The Biden administration, we are assured, will rejoin the Paris Climate Accord on day one and lead a major diplomatic push to raise countries’ climate targets. Biden will convene a climate world summit to directly engage the leaders of the world’s major carbon-emitting nations to persuade them to join the United States in making more ambitious national pledges, above and beyond the commitments they have already made and lock in enforceable obligations that will reduce emissions in global shipping and aviation.
If Iran returns to compliance with the historic nuclear deal, the Biden administration will gladly re-enter the agreement and work closely with China to denuclearise North Korea.
Biden has also committed to pursuing an extension of the New START treaty, an anchor of strategic stability between the United States and Russia, and to use that as a foundation for new arms control arrangements.
His record tells us that he is not a hawk. Biden will try to end wars in Afghanistan and the Middle East. As he has long argued, Biden will bring the vast majority of troops home from Afghanistan and narrowly focus on Al-Qaeda and ISIS. And on the campaign trail, he also committed to ending support for the Saudi-led war in Yemen. Staying entrenched in unwinnable conflicts only drains the capacity to lead on issues that require attention, and hinders the rebuilding of other instruments of American power.
The Biden administration may return to drone attacks and continue to pander to New Dehli to counter China’s influence. Since the George W. Bush administration, the United States has recognised India’s potential as a natural balancer to China. It’s been a proponent of the U.S.-India relationship due to India’s strategic location and potential as a market.
But the commitments he has made on the campaign trail will not be easy to implement. Trump’s message of fear and resentment resonated with tens of millions of Americans. Trumpism will not magically disappear. If anything, its adherents will very likely find renewed energy and purpose in marshalling a new resistance movement committed to undermining and delegitimising the incoming administration.

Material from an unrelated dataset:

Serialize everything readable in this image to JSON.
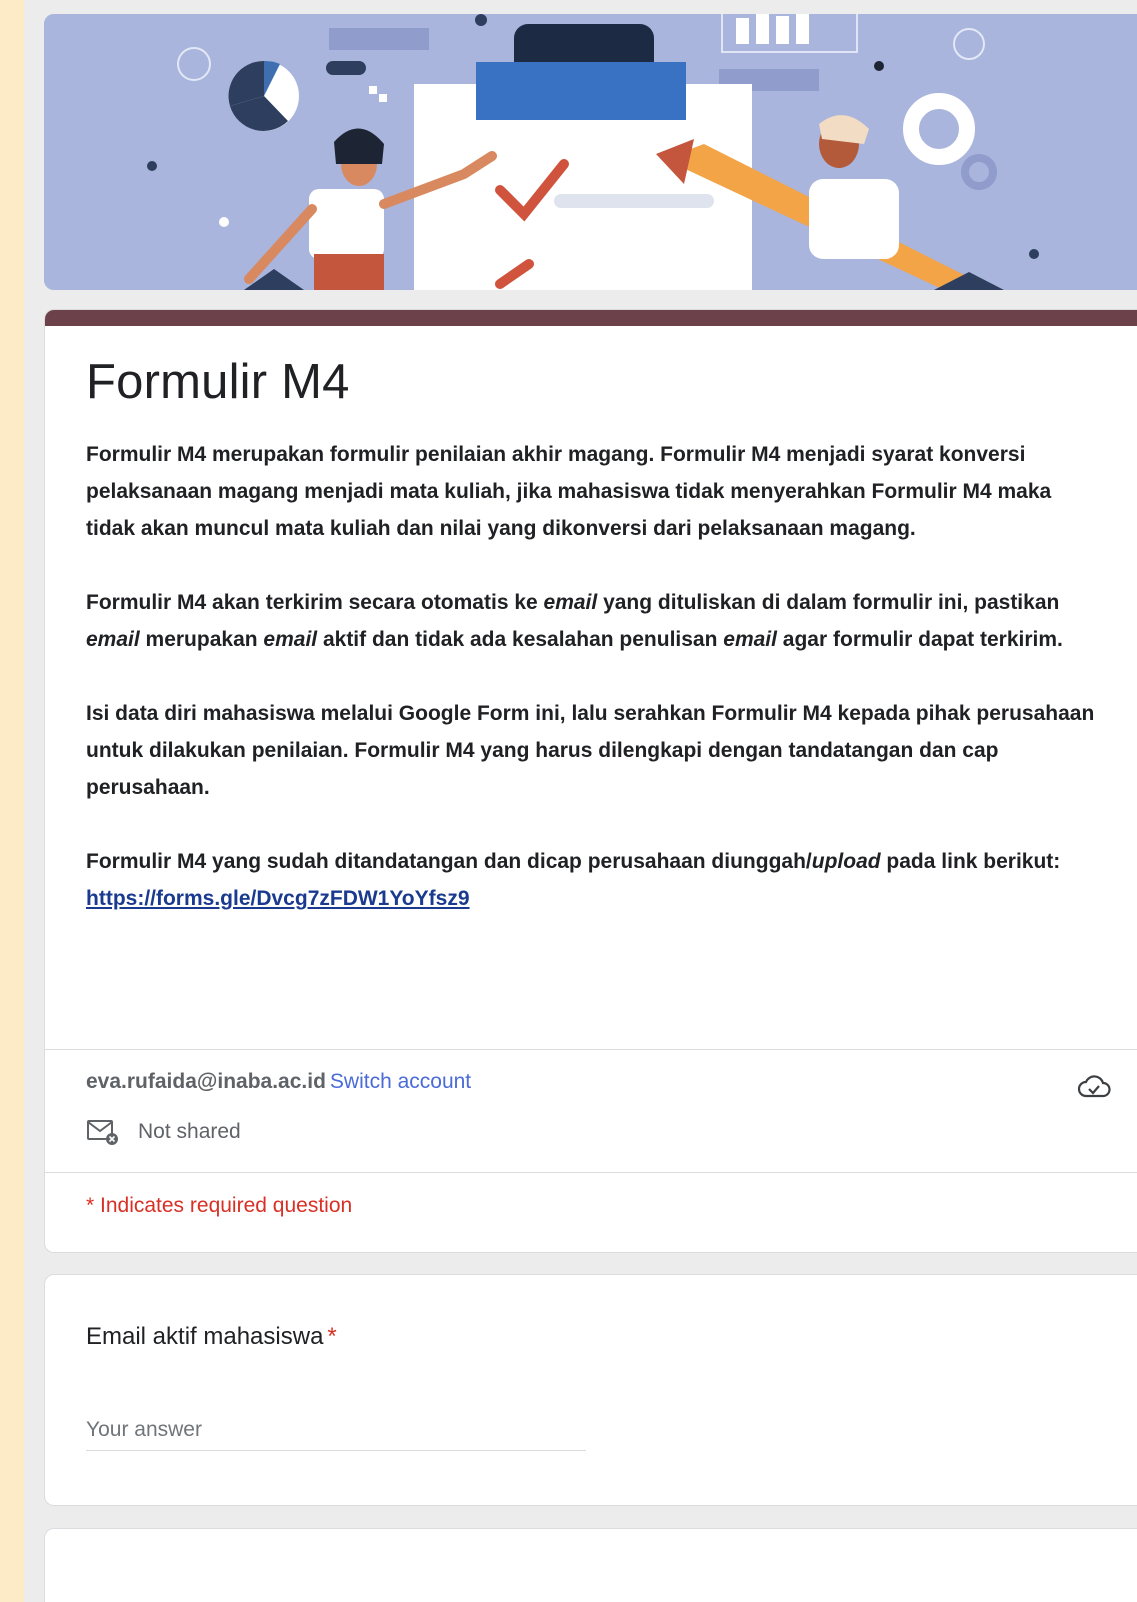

The Biden administration’s ability to execute depends on two Senate seats with run-off elections in Georgia, in January 2021. We remain cautiously optimistic.